§ **ABOUT THIS TASK**
Within the lines below, find those that hold the string "icon" and copy each one.

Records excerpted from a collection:
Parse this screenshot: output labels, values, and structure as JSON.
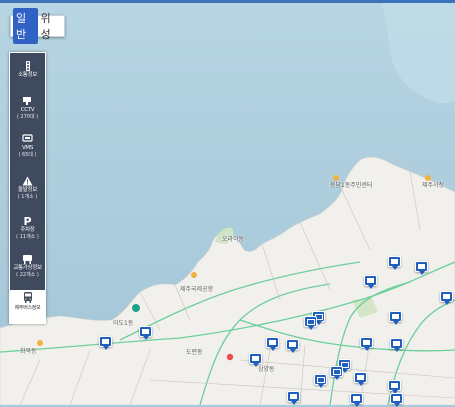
{
  "map_mode": {
    "normal": "일반",
    "satellite": "위성",
    "active": "normal"
  },
  "panel": {
    "items": [
      {
        "label": "소통정보",
        "sub": "",
        "icon": "traffic-light-icon"
      },
      {
        "label": "CCTV",
        "sub": "( 270대 )",
        "icon": "cctv-icon"
      },
      {
        "label": "VMS",
        "sub": "( 65대 )",
        "icon": "vms-sign-icon"
      },
      {
        "label": "돌발정보",
        "sub": "( 1개소 )",
        "icon": "warning-icon"
      },
      {
        "label": "주차장",
        "sub": "( 11개소 )",
        "icon": "parking-icon"
      },
      {
        "label": "교통가상정보",
        "sub": "( 22개소 )",
        "icon": "traffic-sign-icon"
      }
    ],
    "bus": {
      "label": "제주버스정보",
      "icon": "bus-icon"
    }
  },
  "map_labels": {
    "l1": "용담1동주민센터",
    "l2": "오라이동",
    "l3": "제주국제공항",
    "l4": "이도1동",
    "l5": "도련동",
    "l6": "화북동",
    "l7": "삼양동",
    "l8": "제주시청"
  },
  "colors": {
    "water": "#a9ccdc",
    "land": "#f1f0ec",
    "road": "#6dcf9c",
    "marker": "#1e5fbf",
    "panel": "#3f4a5e",
    "accent": "#2f62c4"
  }
}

§ **EXPECTED OUTPUT**
        "icon": "traffic-light-icon"
        "icon": "cctv-icon"
        "icon": "vms-sign-icon"
        "icon": "warning-icon"
        "icon": "parking-icon"
        "icon": "traffic-sign-icon"
      "icon": "bus-icon"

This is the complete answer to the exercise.